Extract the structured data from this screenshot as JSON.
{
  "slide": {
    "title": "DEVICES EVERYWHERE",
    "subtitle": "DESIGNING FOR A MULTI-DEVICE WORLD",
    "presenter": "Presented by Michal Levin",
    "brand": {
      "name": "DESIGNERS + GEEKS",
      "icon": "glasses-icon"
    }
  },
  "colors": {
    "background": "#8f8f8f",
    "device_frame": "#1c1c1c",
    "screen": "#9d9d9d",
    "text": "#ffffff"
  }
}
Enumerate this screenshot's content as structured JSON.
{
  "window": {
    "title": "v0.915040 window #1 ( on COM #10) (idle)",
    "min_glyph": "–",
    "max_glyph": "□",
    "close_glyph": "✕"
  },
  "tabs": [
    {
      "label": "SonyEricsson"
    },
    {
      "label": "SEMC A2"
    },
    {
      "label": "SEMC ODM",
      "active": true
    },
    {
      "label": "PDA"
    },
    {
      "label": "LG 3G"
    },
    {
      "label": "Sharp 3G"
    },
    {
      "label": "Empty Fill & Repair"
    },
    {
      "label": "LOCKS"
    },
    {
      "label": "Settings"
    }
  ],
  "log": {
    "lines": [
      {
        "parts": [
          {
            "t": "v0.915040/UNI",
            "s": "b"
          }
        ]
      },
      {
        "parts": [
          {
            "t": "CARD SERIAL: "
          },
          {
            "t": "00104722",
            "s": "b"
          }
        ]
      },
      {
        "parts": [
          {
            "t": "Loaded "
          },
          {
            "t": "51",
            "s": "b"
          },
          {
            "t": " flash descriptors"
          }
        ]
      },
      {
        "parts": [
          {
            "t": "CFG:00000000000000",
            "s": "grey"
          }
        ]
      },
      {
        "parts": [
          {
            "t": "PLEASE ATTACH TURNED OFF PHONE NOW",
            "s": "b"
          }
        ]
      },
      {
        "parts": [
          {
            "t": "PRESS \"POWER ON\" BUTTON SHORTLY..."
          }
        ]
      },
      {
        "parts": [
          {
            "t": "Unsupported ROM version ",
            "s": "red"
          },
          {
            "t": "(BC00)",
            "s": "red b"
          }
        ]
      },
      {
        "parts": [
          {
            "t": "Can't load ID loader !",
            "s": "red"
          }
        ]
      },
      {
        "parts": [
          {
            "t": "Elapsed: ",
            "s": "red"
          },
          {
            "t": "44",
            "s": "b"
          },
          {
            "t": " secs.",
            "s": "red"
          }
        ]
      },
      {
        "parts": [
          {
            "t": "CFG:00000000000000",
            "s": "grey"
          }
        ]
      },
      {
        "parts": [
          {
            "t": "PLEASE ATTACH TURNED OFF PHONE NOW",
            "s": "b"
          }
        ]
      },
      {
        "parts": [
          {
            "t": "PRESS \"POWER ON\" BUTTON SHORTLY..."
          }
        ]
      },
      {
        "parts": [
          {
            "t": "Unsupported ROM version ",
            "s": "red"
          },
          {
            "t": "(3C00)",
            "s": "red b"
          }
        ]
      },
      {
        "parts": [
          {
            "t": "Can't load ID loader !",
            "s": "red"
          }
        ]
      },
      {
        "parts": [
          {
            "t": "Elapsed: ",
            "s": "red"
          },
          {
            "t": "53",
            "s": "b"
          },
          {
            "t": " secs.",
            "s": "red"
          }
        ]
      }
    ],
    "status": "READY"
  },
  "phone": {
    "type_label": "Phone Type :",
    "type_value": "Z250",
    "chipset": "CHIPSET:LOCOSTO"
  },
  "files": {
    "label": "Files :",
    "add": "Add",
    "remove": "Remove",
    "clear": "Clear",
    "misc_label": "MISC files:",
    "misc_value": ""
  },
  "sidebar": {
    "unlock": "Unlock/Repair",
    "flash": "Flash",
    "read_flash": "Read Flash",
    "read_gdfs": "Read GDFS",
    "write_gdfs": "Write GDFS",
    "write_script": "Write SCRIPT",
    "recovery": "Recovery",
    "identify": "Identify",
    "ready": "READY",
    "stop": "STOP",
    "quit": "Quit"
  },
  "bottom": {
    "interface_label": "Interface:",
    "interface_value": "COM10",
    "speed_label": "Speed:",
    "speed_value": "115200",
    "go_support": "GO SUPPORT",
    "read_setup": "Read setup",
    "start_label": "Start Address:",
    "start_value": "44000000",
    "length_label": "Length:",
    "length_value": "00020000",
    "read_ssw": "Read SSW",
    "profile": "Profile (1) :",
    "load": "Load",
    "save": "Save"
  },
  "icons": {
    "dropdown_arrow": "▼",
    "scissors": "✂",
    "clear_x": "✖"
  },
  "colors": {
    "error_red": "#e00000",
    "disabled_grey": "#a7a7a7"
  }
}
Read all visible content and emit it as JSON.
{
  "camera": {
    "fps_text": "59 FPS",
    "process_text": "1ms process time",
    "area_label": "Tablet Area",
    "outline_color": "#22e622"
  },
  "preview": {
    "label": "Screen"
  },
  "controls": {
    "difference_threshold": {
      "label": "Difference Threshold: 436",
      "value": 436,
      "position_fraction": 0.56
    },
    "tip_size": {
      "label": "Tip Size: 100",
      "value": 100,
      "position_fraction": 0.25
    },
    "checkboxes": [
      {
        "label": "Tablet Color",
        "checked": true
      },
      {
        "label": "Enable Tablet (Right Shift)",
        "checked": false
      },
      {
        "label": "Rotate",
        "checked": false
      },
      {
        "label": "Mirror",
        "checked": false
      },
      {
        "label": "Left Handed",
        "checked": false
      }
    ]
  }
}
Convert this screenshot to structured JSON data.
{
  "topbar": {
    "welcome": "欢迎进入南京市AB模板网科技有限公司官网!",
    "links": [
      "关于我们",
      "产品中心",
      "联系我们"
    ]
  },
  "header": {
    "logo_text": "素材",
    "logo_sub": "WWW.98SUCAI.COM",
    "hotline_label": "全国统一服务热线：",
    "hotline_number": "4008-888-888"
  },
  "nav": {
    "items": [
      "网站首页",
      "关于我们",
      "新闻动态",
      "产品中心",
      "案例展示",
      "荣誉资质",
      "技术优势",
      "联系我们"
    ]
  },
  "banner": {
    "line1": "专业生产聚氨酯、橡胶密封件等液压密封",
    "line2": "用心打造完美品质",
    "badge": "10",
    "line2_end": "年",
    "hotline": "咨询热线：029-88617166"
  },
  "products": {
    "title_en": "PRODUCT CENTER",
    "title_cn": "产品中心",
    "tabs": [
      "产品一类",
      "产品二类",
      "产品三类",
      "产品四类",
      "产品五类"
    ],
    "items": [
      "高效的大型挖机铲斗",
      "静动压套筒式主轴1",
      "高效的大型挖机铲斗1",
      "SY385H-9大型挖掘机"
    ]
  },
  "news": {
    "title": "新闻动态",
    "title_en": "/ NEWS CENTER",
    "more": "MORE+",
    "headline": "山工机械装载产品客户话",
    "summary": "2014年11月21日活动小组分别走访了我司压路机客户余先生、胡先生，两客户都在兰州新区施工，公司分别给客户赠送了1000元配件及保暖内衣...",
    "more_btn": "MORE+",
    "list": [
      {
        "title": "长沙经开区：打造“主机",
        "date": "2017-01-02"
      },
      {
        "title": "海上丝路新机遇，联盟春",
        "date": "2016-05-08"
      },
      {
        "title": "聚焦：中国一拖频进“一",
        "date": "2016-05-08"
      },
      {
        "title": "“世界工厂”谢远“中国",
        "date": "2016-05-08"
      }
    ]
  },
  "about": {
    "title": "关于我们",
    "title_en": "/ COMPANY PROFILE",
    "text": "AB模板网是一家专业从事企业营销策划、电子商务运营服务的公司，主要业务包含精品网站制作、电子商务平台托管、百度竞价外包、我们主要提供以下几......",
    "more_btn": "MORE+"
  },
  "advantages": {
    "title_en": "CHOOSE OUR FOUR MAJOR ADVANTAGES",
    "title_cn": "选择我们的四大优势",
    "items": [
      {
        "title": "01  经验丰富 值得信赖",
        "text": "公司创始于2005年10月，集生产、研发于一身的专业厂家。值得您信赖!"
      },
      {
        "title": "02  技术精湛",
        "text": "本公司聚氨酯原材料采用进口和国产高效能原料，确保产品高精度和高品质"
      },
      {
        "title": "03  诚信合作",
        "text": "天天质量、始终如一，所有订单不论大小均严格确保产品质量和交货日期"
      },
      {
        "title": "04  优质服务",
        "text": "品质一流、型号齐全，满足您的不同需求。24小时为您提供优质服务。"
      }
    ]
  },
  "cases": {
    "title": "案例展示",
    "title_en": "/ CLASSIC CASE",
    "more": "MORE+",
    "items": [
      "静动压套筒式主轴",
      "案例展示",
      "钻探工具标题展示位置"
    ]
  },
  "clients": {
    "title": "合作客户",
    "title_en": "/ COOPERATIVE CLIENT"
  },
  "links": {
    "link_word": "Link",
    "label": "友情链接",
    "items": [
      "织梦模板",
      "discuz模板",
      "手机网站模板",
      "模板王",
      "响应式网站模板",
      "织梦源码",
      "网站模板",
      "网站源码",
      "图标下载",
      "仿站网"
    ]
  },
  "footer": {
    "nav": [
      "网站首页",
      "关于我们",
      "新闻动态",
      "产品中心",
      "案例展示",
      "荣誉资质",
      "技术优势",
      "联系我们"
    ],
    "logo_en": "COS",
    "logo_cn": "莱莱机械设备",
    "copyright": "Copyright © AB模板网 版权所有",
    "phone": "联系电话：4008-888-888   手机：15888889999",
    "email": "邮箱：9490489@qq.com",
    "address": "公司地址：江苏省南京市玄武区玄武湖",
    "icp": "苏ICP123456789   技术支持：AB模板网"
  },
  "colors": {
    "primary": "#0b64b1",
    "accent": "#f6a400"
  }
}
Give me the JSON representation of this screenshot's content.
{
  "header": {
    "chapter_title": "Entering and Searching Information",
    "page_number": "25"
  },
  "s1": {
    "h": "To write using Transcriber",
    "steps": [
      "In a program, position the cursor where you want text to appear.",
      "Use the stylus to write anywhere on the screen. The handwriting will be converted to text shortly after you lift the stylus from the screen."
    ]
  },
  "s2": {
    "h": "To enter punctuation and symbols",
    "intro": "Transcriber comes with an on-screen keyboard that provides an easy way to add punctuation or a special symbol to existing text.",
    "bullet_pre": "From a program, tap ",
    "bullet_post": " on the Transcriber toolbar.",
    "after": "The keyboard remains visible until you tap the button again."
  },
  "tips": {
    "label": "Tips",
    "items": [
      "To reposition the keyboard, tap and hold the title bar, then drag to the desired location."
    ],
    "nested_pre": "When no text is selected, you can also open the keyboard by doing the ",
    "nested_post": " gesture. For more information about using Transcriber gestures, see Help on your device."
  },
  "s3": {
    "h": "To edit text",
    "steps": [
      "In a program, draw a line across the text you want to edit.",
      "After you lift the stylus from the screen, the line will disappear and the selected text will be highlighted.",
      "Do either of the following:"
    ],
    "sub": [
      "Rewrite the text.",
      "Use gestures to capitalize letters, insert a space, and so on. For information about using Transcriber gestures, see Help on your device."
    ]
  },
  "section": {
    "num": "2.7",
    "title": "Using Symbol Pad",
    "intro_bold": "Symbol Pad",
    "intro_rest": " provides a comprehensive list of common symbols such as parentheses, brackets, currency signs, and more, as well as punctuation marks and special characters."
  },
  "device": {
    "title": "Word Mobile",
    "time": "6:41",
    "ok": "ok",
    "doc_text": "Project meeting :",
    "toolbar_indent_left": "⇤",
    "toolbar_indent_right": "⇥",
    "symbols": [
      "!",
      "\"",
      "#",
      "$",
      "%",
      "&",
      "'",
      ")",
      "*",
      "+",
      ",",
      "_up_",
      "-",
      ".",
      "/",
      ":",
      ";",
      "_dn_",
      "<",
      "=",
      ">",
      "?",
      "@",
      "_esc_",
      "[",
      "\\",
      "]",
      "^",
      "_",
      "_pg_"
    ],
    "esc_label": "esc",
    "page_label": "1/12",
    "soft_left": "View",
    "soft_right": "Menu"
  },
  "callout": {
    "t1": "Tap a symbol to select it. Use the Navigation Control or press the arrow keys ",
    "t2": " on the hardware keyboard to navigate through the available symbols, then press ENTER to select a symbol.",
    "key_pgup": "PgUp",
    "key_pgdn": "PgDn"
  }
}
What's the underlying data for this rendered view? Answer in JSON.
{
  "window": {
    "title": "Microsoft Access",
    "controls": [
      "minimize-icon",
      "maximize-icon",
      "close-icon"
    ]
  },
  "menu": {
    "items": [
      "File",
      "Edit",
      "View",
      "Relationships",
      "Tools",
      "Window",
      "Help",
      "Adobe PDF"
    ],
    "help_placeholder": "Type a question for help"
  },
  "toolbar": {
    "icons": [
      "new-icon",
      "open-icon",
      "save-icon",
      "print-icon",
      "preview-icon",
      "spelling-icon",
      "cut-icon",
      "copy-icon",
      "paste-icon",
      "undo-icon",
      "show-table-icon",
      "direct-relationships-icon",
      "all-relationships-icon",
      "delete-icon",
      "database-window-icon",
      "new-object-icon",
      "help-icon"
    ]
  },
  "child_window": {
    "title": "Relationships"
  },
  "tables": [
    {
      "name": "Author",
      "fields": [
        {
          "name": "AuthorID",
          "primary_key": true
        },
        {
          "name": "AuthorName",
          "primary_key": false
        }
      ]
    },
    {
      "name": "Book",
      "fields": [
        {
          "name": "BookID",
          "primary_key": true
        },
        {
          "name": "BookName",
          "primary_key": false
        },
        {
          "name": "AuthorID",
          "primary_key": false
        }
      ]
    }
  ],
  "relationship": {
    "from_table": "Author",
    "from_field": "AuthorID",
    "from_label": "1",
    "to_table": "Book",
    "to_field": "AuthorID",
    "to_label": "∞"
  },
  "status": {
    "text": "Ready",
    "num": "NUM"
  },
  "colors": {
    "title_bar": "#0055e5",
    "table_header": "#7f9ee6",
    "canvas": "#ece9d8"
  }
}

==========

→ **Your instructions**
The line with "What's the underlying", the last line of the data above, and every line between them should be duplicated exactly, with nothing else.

→ **Written solution**
What's the underlying data for this rendered view? Answer in JSON.
{
  "window": {
    "title": "Microsoft Access",
    "controls": [
      "minimize-icon",
      "maximize-icon",
      "close-icon"
    ]
  },
  "menu": {
    "items": [
      "File",
      "Edit",
      "View",
      "Relationships",
      "Tools",
      "Window",
      "Help",
      "Adobe PDF"
    ],
    "help_placeholder": "Type a question for help"
  },
  "toolbar": {
    "icons": [
      "new-icon",
      "open-icon",
      "save-icon",
      "print-icon",
      "preview-icon",
      "spelling-icon",
      "cut-icon",
      "copy-icon",
      "paste-icon",
      "undo-icon",
      "show-table-icon",
      "direct-relationships-icon",
      "all-relationships-icon",
      "delete-icon",
      "database-window-icon",
      "new-object-icon",
      "help-icon"
    ]
  },
  "child_window": {
    "title": "Relationships"
  },
  "tables": [
    {
      "name": "Author",
      "fields": [
        {
          "name": "AuthorID",
          "primary_key": true
        },
        {
          "name": "AuthorName",
          "primary_key": false
        }
      ]
    },
    {
      "name": "Book",
      "fields": [
        {
          "name": "BookID",
          "primary_key": true
        },
        {
          "name": "BookName",
          "primary_key": false
        },
        {
          "name": "AuthorID",
          "primary_key": false
        }
      ]
    }
  ],
  "relationship": {
    "from_table": "Author",
    "from_field": "AuthorID",
    "from_label": "1",
    "to_table": "Book",
    "to_field": "AuthorID",
    "to_label": "∞"
  },
  "status": {
    "text": "Ready",
    "num": "NUM"
  },
  "colors": {
    "title_bar": "#0055e5",
    "table_header": "#7f9ee6",
    "canvas": "#ece9d8"
  }
}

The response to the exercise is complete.